HERPS AS PETS
What animals are
traditionally considered pets?
Are you a dog person?
Maybe you are a cat person, a rat fancier,
rabbit lover, hamsters, gerbils, chinchillas, guinea pigs, parrots,
pigeons, doves, the list is
endless. People often keep different types, especially families, a cat, a
dog and a rabbit out the back, all brought because they looked cute when
there young. They have there own personality and become part of the family,
in some cases a practice run for children or even a substitute.
But what of more
unconventional pets, something a little different maybe.
||The keeping of exotic pets
is growing in this country, back in the day every one knew some one
who had a tortoise but now there is a whole list of herpetiles
(reptiles and amphibians shortened to herps) to choose from, all
suitable as pets for people of various ages.
I'm not saying that all
the herp pet species are suitable for everyone far from it.
have seen people with small children who let a 14ft python roam the
house or the man who had a crocodile (without a dangerous wild animal
licence) just to show how hard he is.
The alligator snapping turtle
that went for a stroll in London after being released into a park lake
is another example of a animal that really should only be kept by zoos
or well equipped experts.
Just as there are more
tabbys than tigers being kept in the UK there are more of the many suitable
herp species than the monsters.
If you are interested in a
herp as a pet for yourself or your kids, than the first step to take is to research
what keeping these interesting creatures entails. Speak to the wrong
people and you will be told that herps are unsuitable as pets, expensive,
harbour diseases and parasites, don’t tame well and should be left in the
- The suitability of any animal depends on
what you want from it, if you want a companion to stroke and play with get a

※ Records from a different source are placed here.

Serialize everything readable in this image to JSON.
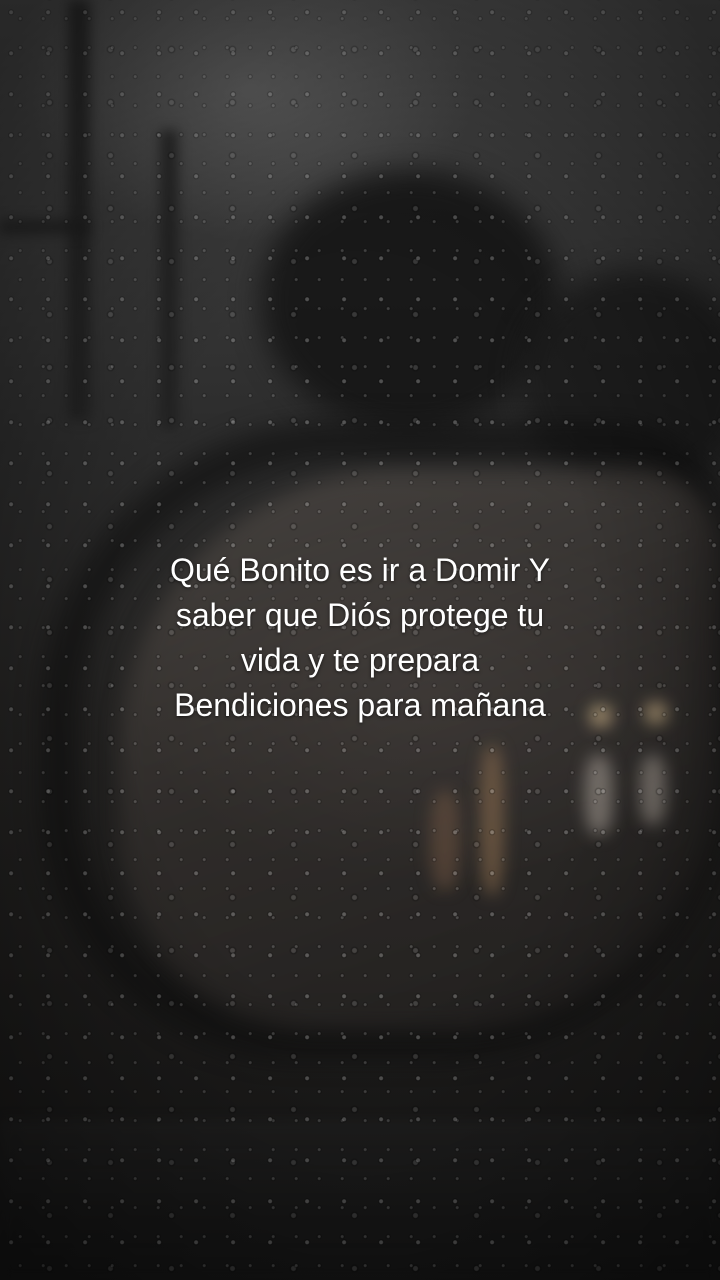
{
  "caption": {
    "lines": [
      "Qué Bonito es ir a Domir Y",
      "saber que Diós protege tu",
      "vida y te prepara",
      "Bendiciones para mañana"
    ],
    "color": "#ffffff"
  },
  "scene": {
    "description_icon": "rainy-window-mirror-background"
  }
}
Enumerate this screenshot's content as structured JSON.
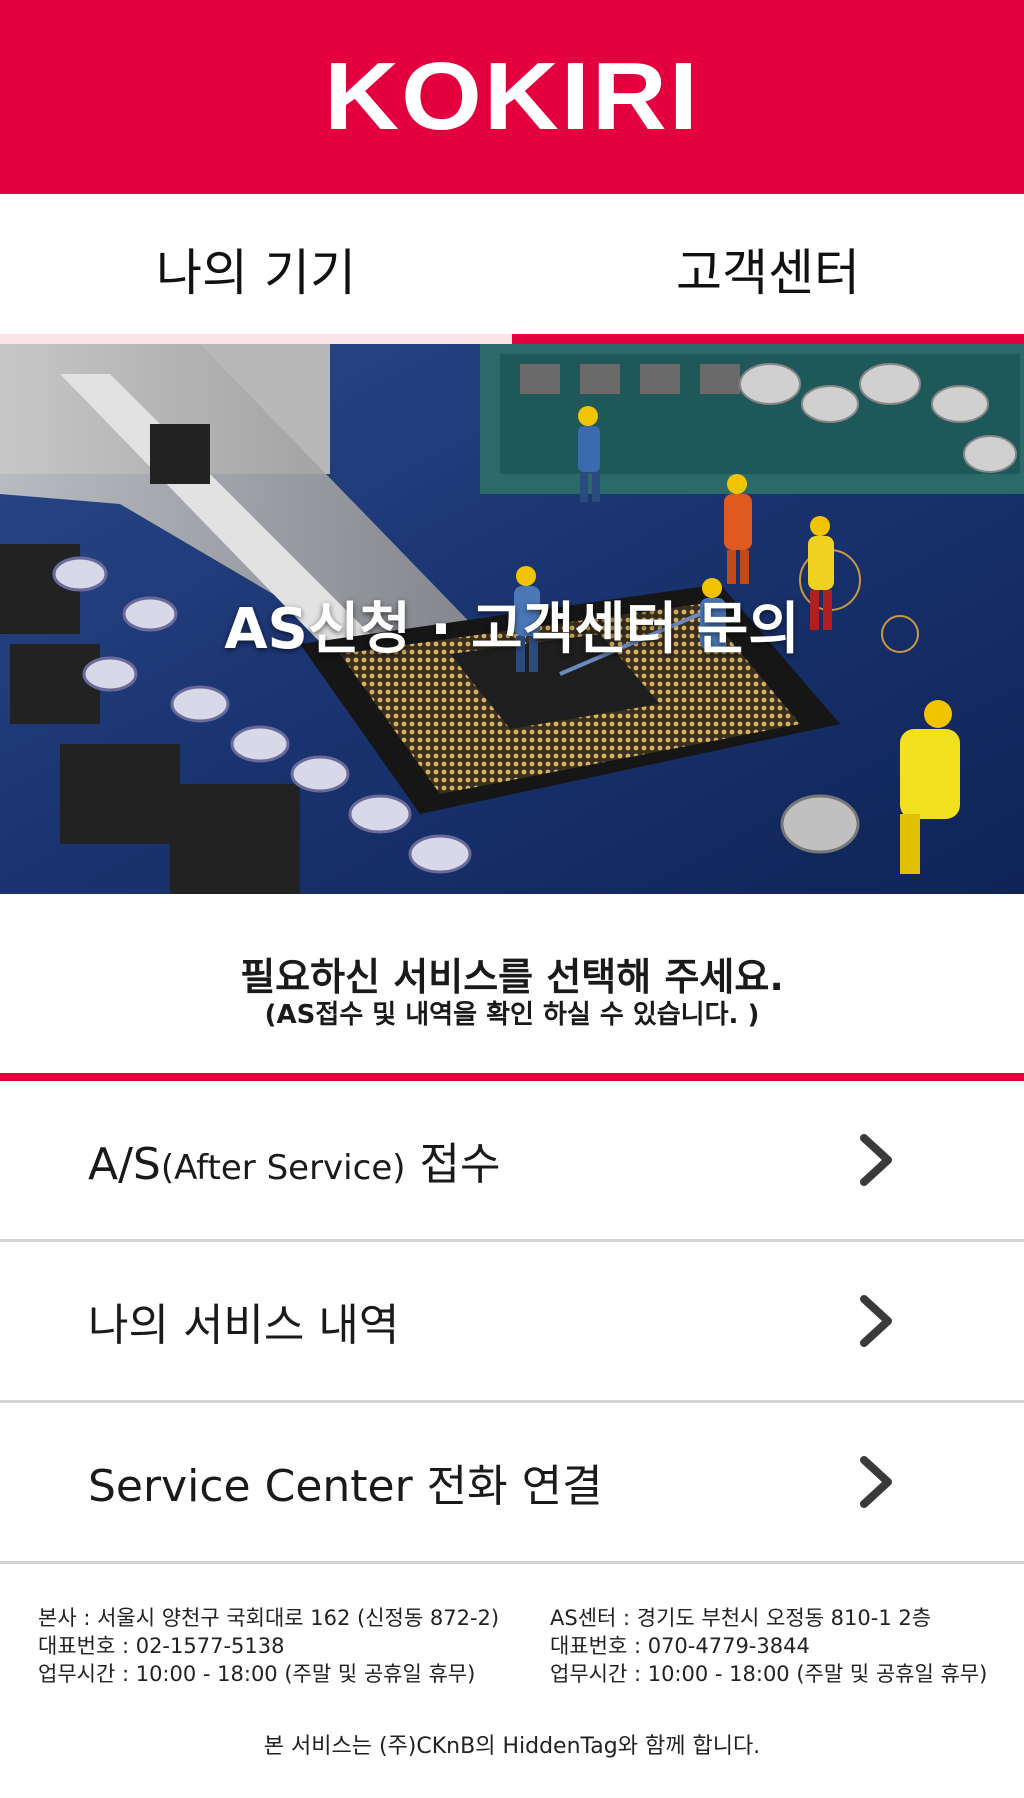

dog if you have the room. If you want something interesting that you can
stroke and handle, that is interesting and engaging and that you can learn
from, get a herp, They are great if you have allergies as they are
hypoallergenic; or have little time,
they need regular cleaning and food and water but
most don’t need feeding every day and don’t make much mess.
- Herps can be expensive with all the equipment you sometimes need but
that depends on species and doesn’t compare to the expense of buying and
keeping a pedigree dog.
- Any animal can harbour diseases and parasites it depends where you
get them and where they have been. Salmonella is said to be a big risk with
herps but you stand more change of getting that from the sandwich you buy
from the street vendor than a
herp if you keep it clean. An
animal only has the diseases it comes into contact with if its captive breed
and you don’t pass anything on to it , it won't pass anything on to you.
- Some species of herps tame very well, some of the midsize lizards can
get to know there owner, beg for food or a scratch under the chin, love
sitting in your lap or on your shoulder and will include there owner in
there social group.
Getting wild caught animals as pets is never a good idea, they
could have diseases or parasites, they don’t acclimatise well and don’t
tame well either.
But captive bred herps like all other types of pets are
infinitely better and don’t have any of these problems.
All but a few
animals are hard pressed to survive in our changing and ever more urbanized
world, so any in captivity increase the number of
a species in the world and ensure the continuity of a species when some experts have estimated that up to half of presently existing
species may become extinct by 2100.
Having addressed the
negatives with positives and expelled the myths I hope you agree with me
that herps are worth a look when you are thinking of buying a new pet. I
have been keeping herps all my life and have had all sorts iguanas, bearded
dragons, skinks, pythons corn snakes, king snakes, tortoises, turtles, frogs
toads newts, stick insects, beetles and even tarantulas - all that time I
have enjoyed every minute and would recommend considering them whole
Copyright © 2000-2014 Hints and Things
All Rights Reserved.
No portion of this site may be reproduced or redistributed without prior
written permission from Hints and Things. All trademarks & copyrights
throughout Hints and Things remain the property of their respective
Hints and Things cannot be
held responsible for any information given on this site nor do they
necessarily agree with, or endorse, the views given by third parties.